*Williamson, Kay. 2004. The language situation in the Niger Delta. Chapter 2 in: The development of Ịzọn language, edited by Martha L. Akpana, 9-13.
*Williamson, Kay & Blench, Roger (2000) 'Niger-Congo', in Heine, Bernd and Nurse, Derek (eds) "African Languages - An Introduction." Cambridge: Cambridge University press, pp. 11—42.
*Williamson, Kay, and A. O. Timitimi (edd.). 1983. Short Ịzọn-English dictionary. (Delta Series No. 3.) Port Harcourt: University of Port Harcourt Press.
*Williamson, Kay, and A. O. Timitimi. 1970. A note on number symbolism in Ịjọ. African Notes (Ibadan) 5:3. 9-16.
*Filatei, Akpodigha. 2006. The Ijaw Language Project. (Editor of www.ijawdictionary.com). www.ijawdictionary.com

External links

* [http://www.ethnologue.com/show_family.asp?subid=90846 The Ijoid branch] on the Ethnologue, 15th edition.

* http://www.rogerblench.info/Language%20data/Niger-Congo/Ijoid/Ijoid%20page.htm

* http://www.ijawdictionary.com

* http://www.ijawdictionaryonline.com


Wikimedia Foundation. 2010.

Look at other dictionaries:

  • Ijoid languages — The smallest branch of the huge Niger Congo language family. The Ijoid languages are found in the relatively narrow coastal Niger River delta region of Nigeria.
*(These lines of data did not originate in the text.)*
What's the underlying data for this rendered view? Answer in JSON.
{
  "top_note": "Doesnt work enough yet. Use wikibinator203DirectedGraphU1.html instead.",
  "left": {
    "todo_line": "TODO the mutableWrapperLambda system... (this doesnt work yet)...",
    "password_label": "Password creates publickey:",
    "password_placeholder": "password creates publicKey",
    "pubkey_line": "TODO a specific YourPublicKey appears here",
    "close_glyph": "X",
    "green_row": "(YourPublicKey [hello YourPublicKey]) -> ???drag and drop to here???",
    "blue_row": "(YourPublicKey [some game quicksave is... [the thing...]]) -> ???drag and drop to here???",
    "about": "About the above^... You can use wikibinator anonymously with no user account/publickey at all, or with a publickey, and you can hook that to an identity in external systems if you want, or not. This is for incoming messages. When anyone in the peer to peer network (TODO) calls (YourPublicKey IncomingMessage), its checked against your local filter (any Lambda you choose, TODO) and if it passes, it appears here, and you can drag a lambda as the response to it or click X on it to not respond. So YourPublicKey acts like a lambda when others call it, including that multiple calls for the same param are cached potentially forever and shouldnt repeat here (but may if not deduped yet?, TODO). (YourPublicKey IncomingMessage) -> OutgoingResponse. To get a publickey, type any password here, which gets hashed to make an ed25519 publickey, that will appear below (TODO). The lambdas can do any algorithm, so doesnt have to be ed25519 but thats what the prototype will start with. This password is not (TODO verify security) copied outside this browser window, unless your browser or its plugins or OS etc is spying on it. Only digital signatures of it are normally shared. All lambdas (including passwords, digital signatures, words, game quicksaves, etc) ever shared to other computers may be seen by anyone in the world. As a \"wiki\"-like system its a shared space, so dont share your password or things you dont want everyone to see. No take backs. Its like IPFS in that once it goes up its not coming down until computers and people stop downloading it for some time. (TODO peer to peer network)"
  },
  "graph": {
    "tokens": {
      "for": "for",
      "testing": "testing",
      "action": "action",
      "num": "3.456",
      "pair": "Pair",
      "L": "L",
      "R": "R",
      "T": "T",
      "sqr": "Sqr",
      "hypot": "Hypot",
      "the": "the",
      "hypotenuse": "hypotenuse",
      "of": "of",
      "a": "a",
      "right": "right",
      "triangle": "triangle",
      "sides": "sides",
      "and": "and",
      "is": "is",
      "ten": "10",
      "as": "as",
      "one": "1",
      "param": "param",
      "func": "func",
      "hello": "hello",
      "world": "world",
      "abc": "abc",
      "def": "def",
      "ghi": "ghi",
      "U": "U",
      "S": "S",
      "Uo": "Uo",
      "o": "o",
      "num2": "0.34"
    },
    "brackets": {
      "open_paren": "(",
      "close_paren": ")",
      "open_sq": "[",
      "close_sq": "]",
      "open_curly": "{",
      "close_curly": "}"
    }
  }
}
They consist of a language cluster, Ijo, which is spoken by about two million people …   Universalium

  • Languages of Nigeria — Linguistic map of Nigeria, Cameroon, and Benin …   Wikipedia

  • Ijoid — Das Ijoid bildet einen Primärzweig des Niger Kongo und ist eine kleine Familie von etwa 10 Sprachen, die von rund 1,7 Mio. Menschen im Niger Delta in Nigeria gesprochen werden. Es besteht einerseits aus dem Defaka, das nur noch 200 Sprecher hat,… …   Deutsch Wikipedia

  • Ijoid-Sprachen — Die ijoiden Sprachen bilden einen Primärzweig des Niger Kongo und sind eine kleine Familie von etwa 10 Sprachen, die von rund 1,7 Mio. Menschen im Niger Delta in Nigeria gesprochen werden. Es besteht einerseits aus dem Defaka, das nur noch 200… …   Deutsch Wikipedia

  • Ijoid — noun A branch of Niger Congo languages, spoken in the Niger delta in Nigeria …   Wiktionary

  • Niger-Congo languages — Family of some 1,400 languages of Africa. All of these are considered to be distinct languages and not simply dialects. The named dialects of these languages number many thousands more, not to mention the variant names for those languages and… …   Universalium

  • Ijo languages — Infobox Language family name=Ijo region=Southern Nigeria familycolor=Niger Congo fam2=Atlantic Congo fam3=Ijoid children=Encompasses a total of 9 languages. iso2=ijoIjo is a group of languages spoken in southern Nigeria, by the Ijo people.See… …   Wikipedia

  • Niger–Congo languages — Niger–Congo Niger–Kordofanian (obsolete) Geographic distribution: Sub Saharan Africa Linguistic classification: one of the world s primary language families Subdivisions: Dogon …   Wikipedia

  • Niger-Congo languages — Infobox Language family name=Niger Congo altname=Niger Kordofanian (obsolete) region=Sub Saharan Africa familycolor=Niger Congo family=one of the world s primary language families child1=?? Bangi me child2=? Dogon child3=Ijoid child4=Mande child5 …   Wikipedia

  • Mande languages — Mande West Sudanic Ethnicity: Mandé peoples Geographic distribution: West Africa Linguistic classification: Niger–Congo? Mande …   Wikipedia


Share the article and excerpts

Direct link
Do a right-click on the link above
and select “Copy Link”

We are using cookies for the best presentation of our site. Continuing to use this site, you agree with this.